Since restrictions on the sale of high-powered magnets were lifted in 2016, injuries relating to magnets have skyrocketed, and experts are concerned that parents might not realize how serious injuries from these magnets can be. When swallowed, high-powered magnets are strong enough to connect inside the body, which can create holes in the intestines, requiring emergency surgery to fix. To help parents and caregivers keep their children safer, Harborview Injury Prevention & Research Center is joining other advocates across the country to raise awareness about the dangers of high-powered magnets.
High-powered magnets (also known as rare earth or neodymium magnets) can be found in a variety of products. Desk sets are large numbers of small, strong magnets that often come in a cube, ball, or egg shape, and the magnets are not enclosed in plastic or other material. Research shows that about half of injuries to children relating to high-powered magnets come from these types of sets.
There are also high-powered magnetic construction sets, which contain plastic rods with magnets at the ends and small metal balls, and tile or panel building sets, which enclose magnets in plastic tiles that are too large to be swallowed. Some of these products meet safety standards, but other might not, meaning parents and caregivers need to think carefully about what they are bringing into their homes.
Child magnet injuries have become increasingly common over the past few decades. A 2013 study co-authored by pediatrician and HIPRC core member Beth Ebel, M.D., MPH found that 74 percent of magnetic foreign bodies were ingested and 21 percent were intranasal.
High-powered magnet sets are one of those “hidden hazards” that put children of all ages, including older children and teens, at risk. Here’s what parents and caregivers should know:
High-powered magnets are more dangerous than many people realize.
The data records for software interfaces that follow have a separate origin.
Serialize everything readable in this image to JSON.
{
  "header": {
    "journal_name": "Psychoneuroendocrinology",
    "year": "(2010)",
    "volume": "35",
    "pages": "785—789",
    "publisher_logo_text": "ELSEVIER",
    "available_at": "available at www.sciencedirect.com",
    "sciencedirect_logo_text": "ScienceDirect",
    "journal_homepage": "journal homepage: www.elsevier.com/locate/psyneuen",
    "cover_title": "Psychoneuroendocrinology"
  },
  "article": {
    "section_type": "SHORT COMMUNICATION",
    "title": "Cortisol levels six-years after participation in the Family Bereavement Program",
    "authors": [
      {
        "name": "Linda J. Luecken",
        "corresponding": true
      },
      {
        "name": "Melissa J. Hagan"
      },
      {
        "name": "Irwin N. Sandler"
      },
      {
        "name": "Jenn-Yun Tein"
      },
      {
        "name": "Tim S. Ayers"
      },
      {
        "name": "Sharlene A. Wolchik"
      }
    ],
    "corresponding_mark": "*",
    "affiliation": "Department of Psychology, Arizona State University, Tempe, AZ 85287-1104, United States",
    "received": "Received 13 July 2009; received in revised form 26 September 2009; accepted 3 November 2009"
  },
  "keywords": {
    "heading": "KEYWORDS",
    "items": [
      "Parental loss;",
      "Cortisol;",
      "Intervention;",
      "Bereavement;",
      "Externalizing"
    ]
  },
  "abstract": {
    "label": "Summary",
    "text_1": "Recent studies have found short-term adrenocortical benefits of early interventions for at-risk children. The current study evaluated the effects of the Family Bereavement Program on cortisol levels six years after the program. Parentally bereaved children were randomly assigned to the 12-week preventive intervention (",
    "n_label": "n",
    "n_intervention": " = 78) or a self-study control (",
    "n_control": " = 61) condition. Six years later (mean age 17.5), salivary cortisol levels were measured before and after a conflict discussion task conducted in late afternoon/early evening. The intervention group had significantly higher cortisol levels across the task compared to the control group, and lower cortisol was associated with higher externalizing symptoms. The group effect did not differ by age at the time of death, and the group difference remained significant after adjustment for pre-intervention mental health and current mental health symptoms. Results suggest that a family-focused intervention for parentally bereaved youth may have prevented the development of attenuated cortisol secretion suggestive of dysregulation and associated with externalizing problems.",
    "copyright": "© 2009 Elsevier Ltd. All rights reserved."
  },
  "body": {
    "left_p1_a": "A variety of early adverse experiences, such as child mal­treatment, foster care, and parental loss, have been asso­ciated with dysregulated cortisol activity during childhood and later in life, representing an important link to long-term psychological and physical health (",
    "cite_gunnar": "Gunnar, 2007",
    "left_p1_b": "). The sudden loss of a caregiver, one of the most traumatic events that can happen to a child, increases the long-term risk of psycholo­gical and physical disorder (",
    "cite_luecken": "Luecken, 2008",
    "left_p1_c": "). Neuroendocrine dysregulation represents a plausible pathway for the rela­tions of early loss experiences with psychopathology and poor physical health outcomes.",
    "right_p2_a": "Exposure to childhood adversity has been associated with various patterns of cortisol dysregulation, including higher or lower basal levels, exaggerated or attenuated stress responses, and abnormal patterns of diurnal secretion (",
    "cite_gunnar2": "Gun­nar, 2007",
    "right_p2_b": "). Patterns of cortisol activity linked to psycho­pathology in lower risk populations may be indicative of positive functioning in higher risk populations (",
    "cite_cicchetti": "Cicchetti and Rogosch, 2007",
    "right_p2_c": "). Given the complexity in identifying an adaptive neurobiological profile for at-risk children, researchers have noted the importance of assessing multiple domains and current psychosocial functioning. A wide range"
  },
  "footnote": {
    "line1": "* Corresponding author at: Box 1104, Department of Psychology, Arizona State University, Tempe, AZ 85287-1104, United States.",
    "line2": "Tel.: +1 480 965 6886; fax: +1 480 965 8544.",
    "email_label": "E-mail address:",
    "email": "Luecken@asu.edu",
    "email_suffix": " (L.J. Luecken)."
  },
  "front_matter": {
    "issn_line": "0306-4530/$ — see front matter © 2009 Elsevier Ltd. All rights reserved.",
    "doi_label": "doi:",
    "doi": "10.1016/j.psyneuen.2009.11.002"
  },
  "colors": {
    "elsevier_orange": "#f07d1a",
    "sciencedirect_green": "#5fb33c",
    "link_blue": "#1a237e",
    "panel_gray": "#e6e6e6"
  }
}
It’s hard to keep track of them.
Just because a product is on the market does not mean it is safe to have in your home.
The symptoms after swallowing high-powered magnets are similar to common illnesses: vomiting (throwing up), fever, and stomach pain. If your child is showing these symptoms and you have high-powered magnets in your home, magnets might be the cause.
More safety information is available from Prevent Child Injury.
Prevent Child Injury is a national group of organizations and individuals, including researchers, health professionals, educators, and child advocates, working together to prevent injuries to children and adolescents in the U.S. Prevent Child Injury promotes coordinated communication to the public about prevention of child injury, which is the leading cause of death of our nation’s youth. To become a member of Prevent Child Injury or for more information and resources on this and other child injury topics, please visit www.preventchildinjury.org.